The Google employee walkout today over sexual harassment and inequality is a massive walkup call to management.
A memo sent by CEO Sundar Pichai Tuesday night, first obtained by Axios, seemed to get the point. But what could have been a moment of emotional intelligence wasn't, and that all came down to timing.
What sparked the walkout was the protective treatment Google extended to Andy Rubin after serious allegations over sexual misconduct, as the New York Times reported. The company kept things quiet and allowed Rubin to resign with a $90 million payout.
Pinchai's first reaction was to send an email last week after the Times story broke. In part it said:
We are dead serious about making sure we provide a safe and inclusive workplace. We want to assure you that we review every single complaint about sexual harassment or inappropriate conduct, we investigate and we take action.
In recent years, we've made a number of changes, including taking an increasingly hard line on inappropriate conduct by people in positions of authority: in the last two years, 48 people have been terminated for sexual harassment, including 13 who were senior managers and above. None of these individuals received an exit package.
That email actually highlighted a problem my colleague Minda Zetlin picked up on in it and the latest memo: a lack of transparency. When things are handled behind closed doors, they don't get fixed.
The newest memo included an apology and what seemed like contrition. Here are the first three paragraphs:
Since last week, I've heard from many of you. Some of you wrote me personally. Others have shared their thoughts with leaders and fellow Googlers. One thing that's become clear to me is that our apology at TGIF didn't come through, and it wasn't enough. We hear you.
So first, let me say that I am deeply sorry for the past actions and the pain they have caused employees. Larry mentioned this on stage last week, but it bears repeating: if even one person experiences Google the way the New York Times article described, we are not the company we aspire to be.

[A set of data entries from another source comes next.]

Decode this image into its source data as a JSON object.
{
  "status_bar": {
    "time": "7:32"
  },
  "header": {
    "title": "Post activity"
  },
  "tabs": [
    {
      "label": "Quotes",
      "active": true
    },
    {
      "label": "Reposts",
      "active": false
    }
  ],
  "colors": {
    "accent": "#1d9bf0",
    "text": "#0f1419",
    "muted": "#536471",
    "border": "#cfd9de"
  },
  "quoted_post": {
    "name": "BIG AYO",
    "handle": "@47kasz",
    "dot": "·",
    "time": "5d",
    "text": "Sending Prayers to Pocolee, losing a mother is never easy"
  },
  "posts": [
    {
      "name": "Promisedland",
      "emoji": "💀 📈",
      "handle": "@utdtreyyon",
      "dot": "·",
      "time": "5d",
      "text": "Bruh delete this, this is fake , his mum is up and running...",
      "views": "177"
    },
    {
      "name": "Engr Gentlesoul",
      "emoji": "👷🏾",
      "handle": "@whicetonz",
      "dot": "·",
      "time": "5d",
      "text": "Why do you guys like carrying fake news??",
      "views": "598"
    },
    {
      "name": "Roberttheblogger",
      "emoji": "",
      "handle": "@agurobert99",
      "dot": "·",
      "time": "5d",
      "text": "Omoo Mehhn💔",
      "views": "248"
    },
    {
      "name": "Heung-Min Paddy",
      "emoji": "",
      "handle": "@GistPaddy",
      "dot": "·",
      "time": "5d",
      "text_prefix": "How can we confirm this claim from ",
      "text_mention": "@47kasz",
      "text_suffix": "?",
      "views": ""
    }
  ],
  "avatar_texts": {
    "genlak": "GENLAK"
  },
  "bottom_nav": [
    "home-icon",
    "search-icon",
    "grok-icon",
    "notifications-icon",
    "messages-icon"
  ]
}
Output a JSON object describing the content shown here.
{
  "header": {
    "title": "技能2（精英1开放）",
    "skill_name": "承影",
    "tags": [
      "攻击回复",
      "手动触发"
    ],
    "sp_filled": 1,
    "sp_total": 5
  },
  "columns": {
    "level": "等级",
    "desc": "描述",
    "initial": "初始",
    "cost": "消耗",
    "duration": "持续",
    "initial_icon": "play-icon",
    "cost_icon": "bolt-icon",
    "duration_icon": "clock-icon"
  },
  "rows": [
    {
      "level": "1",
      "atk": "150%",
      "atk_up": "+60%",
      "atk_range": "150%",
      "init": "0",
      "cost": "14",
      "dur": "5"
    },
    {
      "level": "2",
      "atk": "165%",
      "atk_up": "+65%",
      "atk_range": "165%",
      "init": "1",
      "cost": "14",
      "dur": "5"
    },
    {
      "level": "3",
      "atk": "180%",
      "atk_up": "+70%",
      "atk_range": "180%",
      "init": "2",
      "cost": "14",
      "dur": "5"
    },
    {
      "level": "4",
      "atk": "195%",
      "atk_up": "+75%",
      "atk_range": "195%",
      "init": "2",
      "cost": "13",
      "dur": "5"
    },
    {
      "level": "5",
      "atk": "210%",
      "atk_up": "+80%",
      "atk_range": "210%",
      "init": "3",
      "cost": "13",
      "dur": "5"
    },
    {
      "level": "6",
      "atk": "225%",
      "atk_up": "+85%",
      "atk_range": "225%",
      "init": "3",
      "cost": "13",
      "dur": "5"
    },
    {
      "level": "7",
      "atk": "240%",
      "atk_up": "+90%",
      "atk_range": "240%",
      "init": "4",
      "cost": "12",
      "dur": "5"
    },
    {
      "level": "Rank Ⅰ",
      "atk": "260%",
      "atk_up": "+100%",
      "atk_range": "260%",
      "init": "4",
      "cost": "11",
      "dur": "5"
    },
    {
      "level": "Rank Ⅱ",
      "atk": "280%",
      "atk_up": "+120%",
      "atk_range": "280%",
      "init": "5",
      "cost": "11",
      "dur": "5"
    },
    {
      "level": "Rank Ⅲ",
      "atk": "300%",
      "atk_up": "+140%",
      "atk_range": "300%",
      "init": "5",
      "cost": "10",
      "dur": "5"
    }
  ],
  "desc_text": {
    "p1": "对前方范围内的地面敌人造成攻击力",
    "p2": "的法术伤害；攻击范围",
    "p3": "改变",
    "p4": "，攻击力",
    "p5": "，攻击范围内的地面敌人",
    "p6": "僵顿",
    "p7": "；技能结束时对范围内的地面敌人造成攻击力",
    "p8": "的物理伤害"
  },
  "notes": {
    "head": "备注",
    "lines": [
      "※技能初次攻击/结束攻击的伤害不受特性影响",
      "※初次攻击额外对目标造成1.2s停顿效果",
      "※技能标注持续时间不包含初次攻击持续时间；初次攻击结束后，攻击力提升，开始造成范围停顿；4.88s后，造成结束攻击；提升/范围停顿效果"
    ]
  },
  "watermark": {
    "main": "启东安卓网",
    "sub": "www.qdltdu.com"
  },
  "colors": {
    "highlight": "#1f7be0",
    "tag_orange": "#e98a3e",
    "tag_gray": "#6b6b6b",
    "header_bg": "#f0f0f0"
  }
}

I understand the anger and disappointment that many of you feel. I feel it as well, and I am fully committed to making progress on an issue that has persisted for far too long in our society... and, yes, here at Google, too.
That strikes more of a tone of emotional intelligence, particularly a note at the end that the company supported those walking out and that managers would be made aware of the activities.
All good, except for one thing: the timing. Here's how one person on Twitter put it.
All of the headlines that start with "Google CEO supports..." are focusing on the wrong thing.-- Liz Fong-Jones (@lizthegrey) November 1, 2018
What matters today is workers' voices and demands.
It doesn't matter whether management claims to support; the real test will be whether the demands are met. #GoogleWalkout
By apologizing before the walkout, Pichai effectively undercut it. The effect is to say, that Google already knows it, apologized, and will do better in the future.
Perhaps the company did this in part as a form of PR to reduce the impact of the protest. The stock had taken close to a 7 percent drop in the wake of the story last week.
But it does come across as self-serving and defensive to some degree, whether that was intended or not. What would have worked better was a note to indicate support for the marchers and a promise of a response the day after. Then the pressure would have been recognized. Google would have admitted that it was forces from without and from the employees that was pushing it to improved behavior.
In business as in comedy, timing is everything.